Writing in Chemistry (Part 1)
In this article, we state the rules about the format and content of an academic paper in the field of chemistry and describe the scientific conventions used in chemistry papers.
Format and Content of Chemistry Articles
You need to remember that the readers expect two things when reading your paper:
- to understand the information presented
- to know that the findings are legitimate
How Do You Meet These Goals?
- Methods and Materials
This format may slightly differ depending on the journal, e.g., some ask you to include an abstract or separate section for the hypothesis. Overall, however, this represents a textual version of the scientific method.
Choose terms that are as specific as the text permits
Avoid: A magnetic alloy
Use: A vanandium–iron alloy
- Refrain from using phrases such as “on the,” “a study of,” “research on,” and “regarding.”
- Refrain from using non-quantitative, meaningless words such as “rapid” and “new.”
A good abstract clearly identifies the purpose of the experiment and the important results.
Avoid pedagogical comments such as,
This experiment helped us learn about the nature of chemical reactions.
The goal of this experiment was to learn about dyes.
Avoid starting with “The purpose of this experiment was…” Such background information belongs in the Introduction section.
Avoid referencing. Be specific about what was done.
Avoid vague statements such as “…a metal complex was prepared and the percent yield was calculated.”
Instead use, “…hexaammine cobalt (III) chloride was prepared from cobalt (II), chloride, and hydrogen peroxide. The yield was 8.45 g.”
When writing a full report, write the Abstract last.
- Start by explaining the larger area of the research
- Provide examples of progress in the field
- A clear statement of the research problem
- Approach being addressed in the current report
Avoid: This experiment intends to investigate upon any measurable amounts of Nickel in the surrounding mud area and within barnacles living on the pilings.
Use: The purpose of this study is to determine the nickel content in the surrounding mud area and in the barnacles living on the pilings.
Methods and Materials
Include a description of your experimental procedure and names of instruments used. Don’t rewrite the lab manual or protocol.
Avoid: Next, prepare copper solution. Weigh 0.1821 g of copper nitrate and dilute it in 10 mL of tap water.
Use: A solution was prepared by dissolving copper nitrate (0.1821 g) in tap water (10 mL).
Further subdivide into:
- Materials—sources and purity of reagents used
- Preparation of compounds—with procedure and summary of characterization by NMR, IR, etc.
- Instrumentation—manufacturer, description of any adaptation, or sample preparation
A good materials and methods section should allow the reader to completely reproduce what you did in the lab using what you have written.
Include a summary of your raw data, preferably supported by tables and figures, and important observations.
Don’t include long tables of raw data, instead simply present the results of your calculations.
Avoid: The following standard concentrations were used to follow X law for the absorbances at the corresponding wavelength (Table).

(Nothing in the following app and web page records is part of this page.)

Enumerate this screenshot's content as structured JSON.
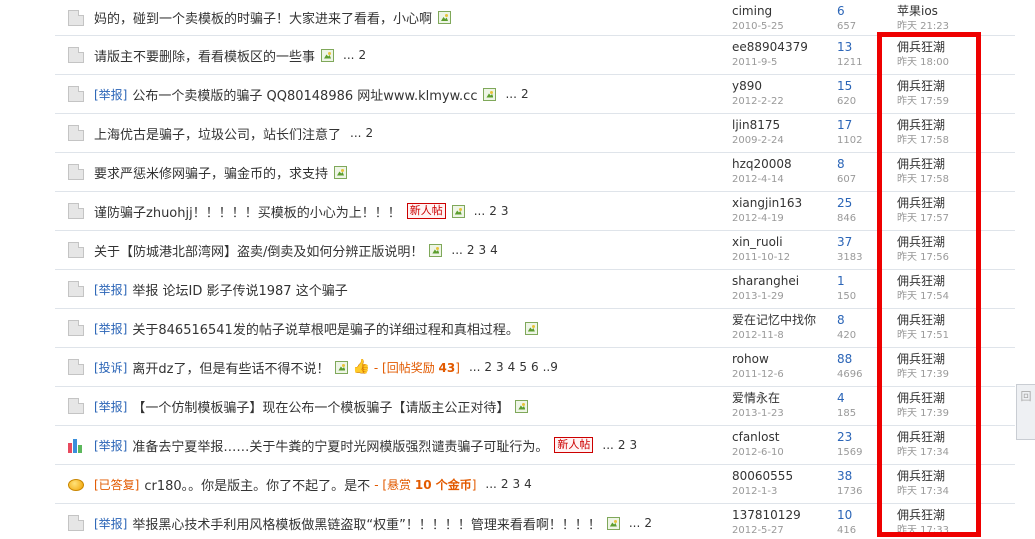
{
  "threads": [
    {
      "icon": "doc",
      "tag": "",
      "tag_color": "",
      "title": "妈的，碰到一个卖模板的时骗子！大家进来了看看，小心啊",
      "img": true,
      "new": "",
      "thumb": false,
      "bracket": "",
      "bracket_num": "",
      "pages": [],
      "author": "ciming",
      "date": "2010-5-25",
      "replies": "6",
      "views": "657",
      "last_user": "苹果ios",
      "last_time": "昨天 21:23"
    },
    {
      "icon": "doc",
      "tag": "",
      "tag_color": "",
      "title": "请版主不要删除，看看模板区的一些事",
      "img": true,
      "new": "",
      "thumb": false,
      "bracket": "",
      "bracket_num": "",
      "pages": [
        "...",
        "2"
      ],
      "author": "ee88904379",
      "date": "2011-9-5",
      "replies": "13",
      "views": "1211",
      "last_user": "佣兵狂潮",
      "last_time": "昨天 18:00"
    },
    {
      "icon": "doc",
      "tag": "[举报]",
      "tag_color": "blue",
      "title": "公布一个卖模版的骗子 QQ80148986 网址www.klmyw.cc",
      "img": true,
      "new": "",
      "thumb": false,
      "bracket": "",
      "bracket_num": "",
      "pages": [
        "...",
        "2"
      ],
      "author": "y890",
      "date": "2012-2-22",
      "replies": "15",
      "views": "620",
      "last_user": "佣兵狂潮",
      "last_time": "昨天 17:59"
    },
    {
      "icon": "doc",
      "tag": "",
      "tag_color": "",
      "title": "上海优古是骗子，垃圾公司，站长们注意了",
      "img": false,
      "new": "",
      "thumb": false,
      "bracket": "",
      "bracket_num": "",
      "pages": [
        "...",
        "2"
      ],
      "author": "ljin8175",
      "date": "2009-2-24",
      "replies": "17",
      "views": "1102",
      "last_user": "佣兵狂潮",
      "last_time": "昨天 17:58"
    },
    {
      "icon": "doc",
      "tag": "",
      "tag_color": "",
      "title": "要求严惩米修网骗子，骗金币的，求支持",
      "img": true,
      "new": "",
      "thumb": false,
      "bracket": "",
      "bracket_num": "",
      "pages": [],
      "author": "hzq20008",
      "date": "2012-4-14",
      "replies": "8",
      "views": "607",
      "last_user": "佣兵狂潮",
      "last_time": "昨天 17:58"
    },
    {
      "icon": "doc",
      "tag": "",
      "tag_color": "",
      "title": "谨防骗子zhuohjj！！！！！买模板的小心为上！！！",
      "img": true,
      "new": "新人帖",
      "thumb": false,
      "bracket": "",
      "bracket_num": "",
      "pages": [
        "...",
        "2",
        "3"
      ],
      "author": "xiangjin163",
      "date": "2012-4-19",
      "replies": "25",
      "views": "846",
      "last_user": "佣兵狂潮",
      "last_time": "昨天 17:57"
    },
    {
      "icon": "doc",
      "tag": "",
      "tag_color": "",
      "title": "关于【防城港北部湾网】盗卖/倒卖及如何分辨正版说明！",
      "img": true,
      "new": "",
      "thumb": false,
      "bracket": "",
      "bracket_num": "",
      "pages": [
        "...",
        "2",
        "3",
        "4"
      ],
      "author": "xin_ruoli",
      "date": "2011-10-12",
      "replies": "37",
      "views": "3183",
      "last_user": "佣兵狂潮",
      "last_time": "昨天 17:56"
    },
    {
      "icon": "doc",
      "tag": "[举报]",
      "tag_color": "blue",
      "title": "举报 论坛ID 影子传说1987 这个骗子",
      "img": false,
      "new": "",
      "thumb": false,
      "bracket": "",
      "bracket_num": "",
      "pages": [],
      "author": "sharanghei",
      "date": "2013-1-29",
      "replies": "1",
      "views": "150",
      "last_user": "佣兵狂潮",
      "last_time": "昨天 17:54"
    },
    {
      "icon": "doc",
      "tag": "[举报]",
      "tag_color": "blue",
      "title": "关于846516541发的帖子说草根吧是骗子的详细过程和真相过程。",
      "img": true,
      "new": "",
      "thumb": false,
      "bracket": "",
      "bracket_num": "",
      "pages": [],
      "author": "爱在记忆中找你",
      "date": "2012-11-8",
      "replies": "8",
      "views": "420",
      "last_user": "佣兵狂潮",
      "last_time": "昨天 17:51"
    },
    {
      "icon": "doc",
      "tag": "[投诉]",
      "tag_color": "blue",
      "title": "离开dz了，但是有些话不得不说！",
      "img": true,
      "new": "",
      "thumb": true,
      "bracket": "- [回帖奖励",
      "bracket_num": "43",
      "pages": [
        "...",
        "2",
        "3",
        "4",
        "5",
        "6",
        "..9"
      ],
      "author": "rohow",
      "date": "2011-12-6",
      "replies": "88",
      "views": "4696",
      "last_user": "佣兵狂潮",
      "last_time": "昨天 17:39"
    },
    {
      "icon": "doc",
      "tag": "[举报]",
      "tag_color": "blue",
      "title": "【一个仿制模板骗子】现在公布一个模板骗子【请版主公正对待】",
      "img": true,
      "new": "",
      "thumb": false,
      "bracket": "",
      "bracket_num": "",
      "pages": [],
      "author": "爱情永在",
      "date": "2013-1-23",
      "replies": "4",
      "views": "185",
      "last_user": "佣兵狂潮",
      "last_time": "昨天 17:39"
    },
    {
      "icon": "poll",
      "tag": "[举报]",
      "tag_color": "blue",
      "title": "准备去宁夏举报……关于牛粪的宁夏时光网模版强烈谴责骗子可耻行为。",
      "img": false,
      "new": "新人帖",
      "thumb": false,
      "bracket": "",
      "bracket_num": "",
      "pages": [
        "...",
        "2",
        "3"
      ],
      "author": "cfanlost",
      "date": "2012-6-10",
      "replies": "23",
      "views": "1569",
      "last_user": "佣兵狂潮",
      "last_time": "昨天 17:34"
    },
    {
      "icon": "reward",
      "tag": "[已答复]",
      "tag_color": "orange",
      "title": "cr180。。你是版主。你了不起了。是不",
      "img": false,
      "new": "",
      "thumb": false,
      "bracket": "- [悬赏",
      "bracket_num": "10 个金币",
      "pages": [
        "...",
        "2",
        "3",
        "4"
      ],
      "author": "80060555",
      "date": "2012-1-3",
      "replies": "38",
      "views": "1736",
      "last_user": "佣兵狂潮",
      "last_time": "昨天 17:34"
    },
    {
      "icon": "doc",
      "tag": "[举报]",
      "tag_color": "blue",
      "title": "举报黑心技术手利用风格模板做黑链盗取“权重”！！！！！管理来看看啊！！！！",
      "img": true,
      "new": "",
      "thumb": false,
      "bracket": "",
      "bracket_num": "",
      "pages": [
        "...",
        "2"
      ],
      "author": "137810129",
      "date": "2012-5-27",
      "replies": "10",
      "views": "416",
      "last_user": "佣兵狂潮",
      "last_time": "昨天 17:33"
    }
  ],
  "side_tab": {
    "label": "回"
  },
  "colors": {
    "link": "#2b65b7",
    "muted": "#999999",
    "highlight": "#ee0000",
    "tag_orange": "#e25a00"
  }
}
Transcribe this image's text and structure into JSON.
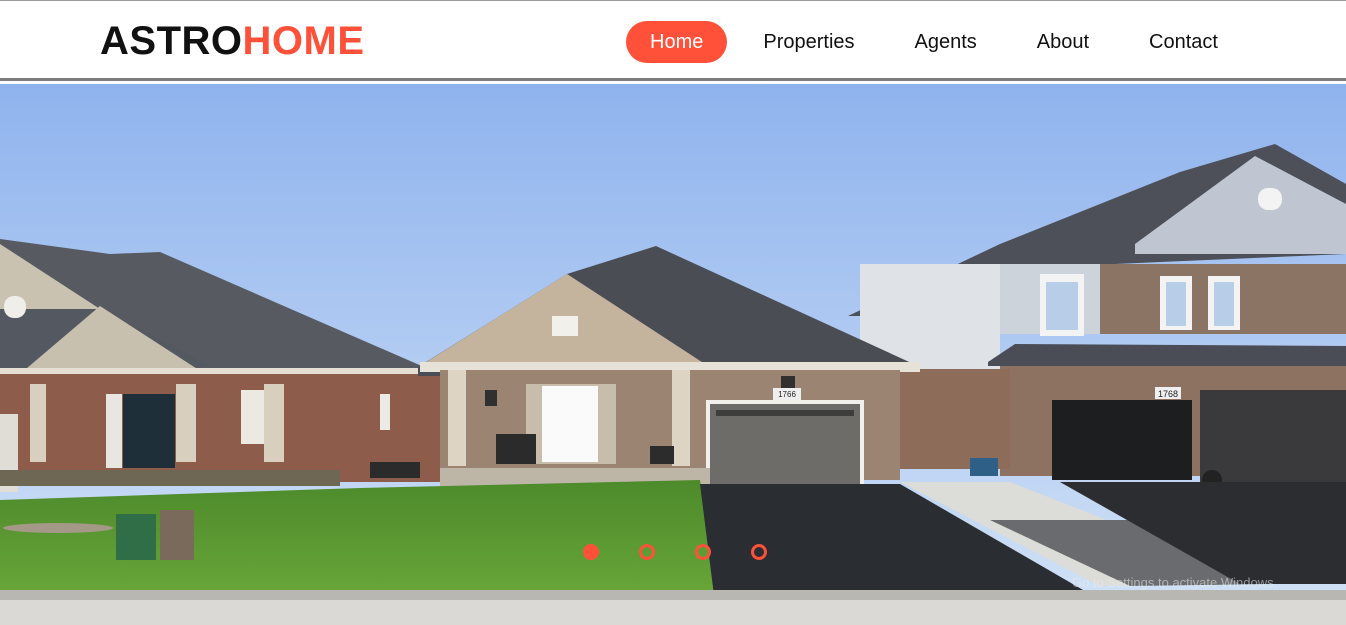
{
  "brand": {
    "part_a": "ASTRO",
    "part_b": "HOME",
    "accent_color": "#ff513a"
  },
  "nav": {
    "items": [
      {
        "label": "Home",
        "active": true
      },
      {
        "label": "Properties",
        "active": false
      },
      {
        "label": "Agents",
        "active": false
      },
      {
        "label": "About",
        "active": false
      },
      {
        "label": "Contact",
        "active": false
      }
    ]
  },
  "hero": {
    "slide_count": 4,
    "active_slide": 1,
    "house_numbers": {
      "center": "1766",
      "right": "1768"
    }
  },
  "overlay": {
    "activation_text": "Go to Settings to activate Windows."
  }
}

Use: The standard concentrations were measured at the corresponding wavelengths and the data provided in Table 1.
Figures, Tables, Equations
Explain the purpose of every figure, schemes, equation, and table in the Results section. When referring to a figure, table, or equation, use its number in the text.
A plateau was observed at reduced pressures >0.1, as indicated in Table 1.
Indicate every figure, table, and equation with a number. Figures and tables require a number and a descriptive title and equations normally have a number placed in parentheses at the right margin.
Figure 1. Mass Uptake vs. Reduced Pressure for A
Table 1. Powder Diffraction Data Obtained for A
A = B2 (1)
“Figure” is much preferred presently compared to the labels “chart” and “graph.”
- Analyze your results
- Comment on the purpose of the experiment
- Explain what the results indicate
- What are sources of error (experimental uncertainty/precision) and limitations?
- What additional experiments could help address any dangling ends?
- Do the results agree with what others have found?
- Do the results support a model or hypothesis?
Avoid: If, for example, we could have used a red and green apple to determine the components, we could have averaged the data and obtained more accurate results.
Use: For example, if data were obtained from both a red and a green apple, the averaged results could provide more representative values.
When testing a hypothesis, you may want to say that the hypothesis was “proved” or “disproved” or was “correct” or “incorrect.”
Remember, you’re testing a theory with a procedure that lasts only a few hours and relies on only a few trials, which severely compromises your ability to be sure about the “truth” you see.
Therefore, words like “supported,” “indicated,” and “suggested” are more acceptable ways to evaluate your hypothesis.
In the next article, we will discuss the scientific conventions and styles used in Chemistry articles.